Crate training is a common practice among dog owners, often used for housebreaking and providing a safe space for dogs. However, the question of whether it’s acceptable to crate a dog every night has sparked debate and concerns among pet lovers. Don’t leave your dog in the crate too long. A dog who’s crated all day and night doesn’t get enough exercise or human interaction and can become depressed or anxious.
The Pros of Crating a Dog Every Night
- Safety and Security: Crates can provide a secure environment for dogs, preventing them from wandering the house and getting into potentially dangerous situations, such as chewing on electrical cords or ingesting harmful substances.
- Housebreaking: For puppies, crating at night can aid in housebreaking by limiting their access to the house, promoting bladder control, and discouraging accidents inside.
- Establishing Routine: Dogs are creatures of habit, and a consistent routine can help reduce anxiety. Crating at night can be part of a structured routine that includes feeding, exercise, and bedtime.
- Travel and Vet Visits: Crate training can make travel and visits to the veterinarian less stressful for both the dog and the owner, as dogs are already accustomed to spending time in a crate.
The Cons of Crating a Dog Every Night
- Loneliness and Isolation: Crating a dog every night may lead to feelings of loneliness and isolation, as dogs are pack animals that thrive on social interaction. Prolonged isolation can cause stress and anxiety.
- Physical Discomfort: Dogs may experience physical discomfort if the crate is too small or uncomfortable. It’s essential to provide an appropriately sized crate with comfortable bedding.
- Behavioral Issues: Over-reliance on crating can contribute to behavioral problems, including anxiety, depression, and excessive barking, as dogs may become frustrated with confinement.

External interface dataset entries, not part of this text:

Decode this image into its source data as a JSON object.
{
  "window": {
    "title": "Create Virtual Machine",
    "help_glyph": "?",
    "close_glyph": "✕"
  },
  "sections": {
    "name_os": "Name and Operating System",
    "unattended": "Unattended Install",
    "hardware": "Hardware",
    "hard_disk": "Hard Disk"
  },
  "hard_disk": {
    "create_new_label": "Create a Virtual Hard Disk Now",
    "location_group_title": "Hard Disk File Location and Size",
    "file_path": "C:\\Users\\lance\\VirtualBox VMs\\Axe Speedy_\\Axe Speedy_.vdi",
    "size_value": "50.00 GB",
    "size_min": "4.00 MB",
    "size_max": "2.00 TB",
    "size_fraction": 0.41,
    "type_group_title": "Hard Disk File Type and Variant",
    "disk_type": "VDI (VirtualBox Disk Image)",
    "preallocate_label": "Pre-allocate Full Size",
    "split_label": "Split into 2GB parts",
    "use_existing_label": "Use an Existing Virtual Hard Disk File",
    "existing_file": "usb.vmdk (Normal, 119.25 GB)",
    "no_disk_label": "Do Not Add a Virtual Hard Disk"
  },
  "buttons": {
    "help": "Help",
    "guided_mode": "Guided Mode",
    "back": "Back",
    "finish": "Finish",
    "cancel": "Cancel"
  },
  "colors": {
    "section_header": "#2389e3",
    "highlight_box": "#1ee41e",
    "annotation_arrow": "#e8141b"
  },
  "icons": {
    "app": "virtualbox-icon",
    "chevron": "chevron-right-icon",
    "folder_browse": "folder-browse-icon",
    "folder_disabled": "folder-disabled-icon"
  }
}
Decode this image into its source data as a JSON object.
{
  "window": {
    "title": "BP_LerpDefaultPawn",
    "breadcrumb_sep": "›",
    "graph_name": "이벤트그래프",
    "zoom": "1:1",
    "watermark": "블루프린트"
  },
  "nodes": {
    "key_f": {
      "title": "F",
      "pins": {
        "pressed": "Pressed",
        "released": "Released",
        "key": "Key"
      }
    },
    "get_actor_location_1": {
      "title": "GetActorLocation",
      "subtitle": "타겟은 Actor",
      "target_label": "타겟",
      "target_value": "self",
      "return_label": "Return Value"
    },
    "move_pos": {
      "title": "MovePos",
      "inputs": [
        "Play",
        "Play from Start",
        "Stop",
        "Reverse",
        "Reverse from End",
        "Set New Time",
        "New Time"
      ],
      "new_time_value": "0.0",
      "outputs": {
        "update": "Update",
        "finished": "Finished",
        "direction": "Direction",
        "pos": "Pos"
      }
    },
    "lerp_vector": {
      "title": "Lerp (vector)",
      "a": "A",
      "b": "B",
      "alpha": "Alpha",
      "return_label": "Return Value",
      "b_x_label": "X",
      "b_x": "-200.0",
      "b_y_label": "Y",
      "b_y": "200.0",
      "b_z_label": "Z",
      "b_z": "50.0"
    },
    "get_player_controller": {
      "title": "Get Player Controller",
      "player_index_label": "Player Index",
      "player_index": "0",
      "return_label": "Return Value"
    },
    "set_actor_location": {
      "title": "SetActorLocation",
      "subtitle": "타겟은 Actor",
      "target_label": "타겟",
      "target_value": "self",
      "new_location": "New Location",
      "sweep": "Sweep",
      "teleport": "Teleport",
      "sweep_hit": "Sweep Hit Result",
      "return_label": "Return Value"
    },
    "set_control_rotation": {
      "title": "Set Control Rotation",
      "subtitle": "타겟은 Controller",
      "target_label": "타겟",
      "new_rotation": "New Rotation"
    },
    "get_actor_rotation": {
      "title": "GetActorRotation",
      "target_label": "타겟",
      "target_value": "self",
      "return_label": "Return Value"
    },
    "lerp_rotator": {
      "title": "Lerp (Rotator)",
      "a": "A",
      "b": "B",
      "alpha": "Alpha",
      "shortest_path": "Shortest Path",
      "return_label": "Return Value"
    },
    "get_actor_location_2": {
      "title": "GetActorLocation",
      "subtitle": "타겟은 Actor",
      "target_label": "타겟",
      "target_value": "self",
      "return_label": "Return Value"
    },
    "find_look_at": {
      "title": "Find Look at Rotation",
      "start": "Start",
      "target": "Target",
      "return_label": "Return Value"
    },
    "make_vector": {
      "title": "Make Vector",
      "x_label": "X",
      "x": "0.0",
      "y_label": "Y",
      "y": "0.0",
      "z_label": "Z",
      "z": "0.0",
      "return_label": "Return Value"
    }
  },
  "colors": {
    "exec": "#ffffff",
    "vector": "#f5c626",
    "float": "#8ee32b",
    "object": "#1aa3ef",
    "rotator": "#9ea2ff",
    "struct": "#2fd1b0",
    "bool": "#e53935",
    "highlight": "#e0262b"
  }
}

- Lack of Exercise: Crating every night can limit a dog’s ability to move and exercise during critical nighttime hours. It’s crucial to ensure they get enough physical activity during the day.

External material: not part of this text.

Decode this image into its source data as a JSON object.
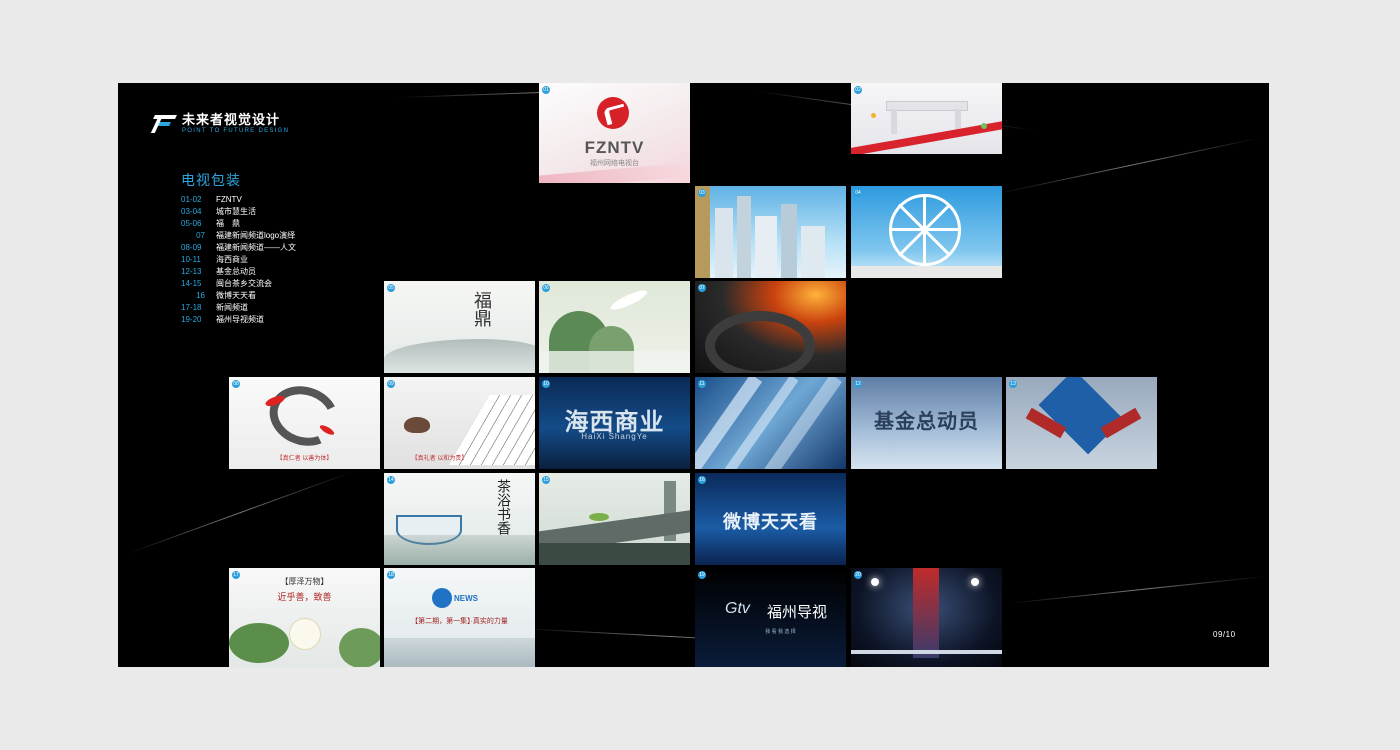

Guidelines for Responsible Crate Usage
- Proper Sizing: Choose a crate that allows your dog to stand up, turn around, and lie down comfortably. Avoid using a crate that’s too small, as it can be stressful and uncomfortable.

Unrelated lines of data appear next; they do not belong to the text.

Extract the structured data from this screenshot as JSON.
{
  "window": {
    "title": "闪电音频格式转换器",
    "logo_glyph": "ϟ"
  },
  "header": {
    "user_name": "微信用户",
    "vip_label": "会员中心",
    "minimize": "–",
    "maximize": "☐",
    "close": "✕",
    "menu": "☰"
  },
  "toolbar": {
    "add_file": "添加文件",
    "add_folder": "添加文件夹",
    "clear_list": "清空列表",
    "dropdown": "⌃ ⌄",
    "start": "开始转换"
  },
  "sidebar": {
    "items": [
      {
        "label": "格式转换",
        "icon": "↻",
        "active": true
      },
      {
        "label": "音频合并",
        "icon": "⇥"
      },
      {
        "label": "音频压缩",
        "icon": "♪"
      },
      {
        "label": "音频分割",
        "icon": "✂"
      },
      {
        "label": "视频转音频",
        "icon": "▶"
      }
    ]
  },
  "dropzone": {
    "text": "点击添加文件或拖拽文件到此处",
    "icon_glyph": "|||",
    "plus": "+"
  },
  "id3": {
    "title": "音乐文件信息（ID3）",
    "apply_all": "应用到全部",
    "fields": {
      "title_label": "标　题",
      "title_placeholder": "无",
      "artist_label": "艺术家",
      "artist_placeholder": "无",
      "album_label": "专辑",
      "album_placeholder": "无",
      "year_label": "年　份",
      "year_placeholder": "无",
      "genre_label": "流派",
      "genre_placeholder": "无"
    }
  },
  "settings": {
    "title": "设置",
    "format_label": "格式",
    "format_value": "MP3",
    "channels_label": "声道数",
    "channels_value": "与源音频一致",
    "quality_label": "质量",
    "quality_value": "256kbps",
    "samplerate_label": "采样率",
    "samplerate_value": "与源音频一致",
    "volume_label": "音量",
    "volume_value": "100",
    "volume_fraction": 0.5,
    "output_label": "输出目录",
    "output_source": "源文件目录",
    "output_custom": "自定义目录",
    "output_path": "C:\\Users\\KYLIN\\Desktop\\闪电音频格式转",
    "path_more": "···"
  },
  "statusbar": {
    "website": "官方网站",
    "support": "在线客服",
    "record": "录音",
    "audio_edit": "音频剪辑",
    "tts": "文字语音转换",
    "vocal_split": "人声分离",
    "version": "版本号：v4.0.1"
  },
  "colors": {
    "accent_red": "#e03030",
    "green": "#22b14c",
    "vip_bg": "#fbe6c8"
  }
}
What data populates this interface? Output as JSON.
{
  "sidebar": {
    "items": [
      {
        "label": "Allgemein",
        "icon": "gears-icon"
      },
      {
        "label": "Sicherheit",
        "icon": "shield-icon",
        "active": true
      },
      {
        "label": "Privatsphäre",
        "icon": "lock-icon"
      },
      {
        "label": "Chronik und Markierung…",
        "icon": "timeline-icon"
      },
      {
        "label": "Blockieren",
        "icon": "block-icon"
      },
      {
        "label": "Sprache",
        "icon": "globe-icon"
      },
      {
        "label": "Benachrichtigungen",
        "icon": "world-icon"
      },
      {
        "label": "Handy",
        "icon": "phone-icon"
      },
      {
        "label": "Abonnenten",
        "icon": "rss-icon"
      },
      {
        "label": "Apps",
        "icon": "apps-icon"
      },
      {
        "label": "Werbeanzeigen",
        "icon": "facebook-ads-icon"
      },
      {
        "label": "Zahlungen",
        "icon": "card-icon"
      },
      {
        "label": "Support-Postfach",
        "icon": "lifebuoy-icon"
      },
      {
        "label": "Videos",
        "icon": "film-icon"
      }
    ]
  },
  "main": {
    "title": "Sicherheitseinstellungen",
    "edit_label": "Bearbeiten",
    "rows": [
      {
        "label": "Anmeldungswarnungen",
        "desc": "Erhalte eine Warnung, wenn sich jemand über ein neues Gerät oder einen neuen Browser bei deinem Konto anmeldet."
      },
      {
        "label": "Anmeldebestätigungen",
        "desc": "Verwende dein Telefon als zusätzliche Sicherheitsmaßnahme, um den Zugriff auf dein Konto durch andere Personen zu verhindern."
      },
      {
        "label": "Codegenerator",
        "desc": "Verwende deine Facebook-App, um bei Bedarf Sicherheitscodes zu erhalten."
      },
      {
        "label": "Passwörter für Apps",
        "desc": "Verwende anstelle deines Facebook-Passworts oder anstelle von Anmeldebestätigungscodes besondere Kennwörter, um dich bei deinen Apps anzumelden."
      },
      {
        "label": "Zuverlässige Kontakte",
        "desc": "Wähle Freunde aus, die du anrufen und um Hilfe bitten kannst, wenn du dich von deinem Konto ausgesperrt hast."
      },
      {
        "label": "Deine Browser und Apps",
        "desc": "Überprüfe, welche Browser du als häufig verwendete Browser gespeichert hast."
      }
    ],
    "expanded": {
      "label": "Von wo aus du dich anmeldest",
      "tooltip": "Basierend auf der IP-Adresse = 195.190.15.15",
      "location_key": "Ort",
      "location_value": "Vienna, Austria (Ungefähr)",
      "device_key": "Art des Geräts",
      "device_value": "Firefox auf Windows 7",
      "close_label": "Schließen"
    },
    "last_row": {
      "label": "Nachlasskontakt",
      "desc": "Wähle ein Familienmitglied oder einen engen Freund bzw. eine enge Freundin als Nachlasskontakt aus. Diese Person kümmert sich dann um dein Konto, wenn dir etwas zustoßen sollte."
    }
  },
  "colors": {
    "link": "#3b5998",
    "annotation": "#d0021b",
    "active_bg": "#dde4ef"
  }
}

- Gradual Introduction: Introduce the crate gradually, making it a positive and rewarding experience for your dog. Use treats, toys, and positive reinforcement to create a positive association with the crate.
- Limit Crate Time: While crating at night may be necessary for housebreaking or safety, it’s essential to limit the time your dog spends in the crate during the day. Ensure they have ample opportunities for exercise and socialization.
- Consult a Professional: If you’re unsure about crate usage or your dog is showing signs of distress, consult with a professional dog trainer or veterinarian for guidance.
Whether it’s okay to crate a dog every night depends on various factors, including the dog’s age, temperament, and individual needs. While crating can be a valuable tool for training and safety, it should be used responsibly and with consideration for the dog’s well-being. Ultimately, the goal should be to create a comfortable and secure environment for your canine companion while addressing their physical and emotional needs.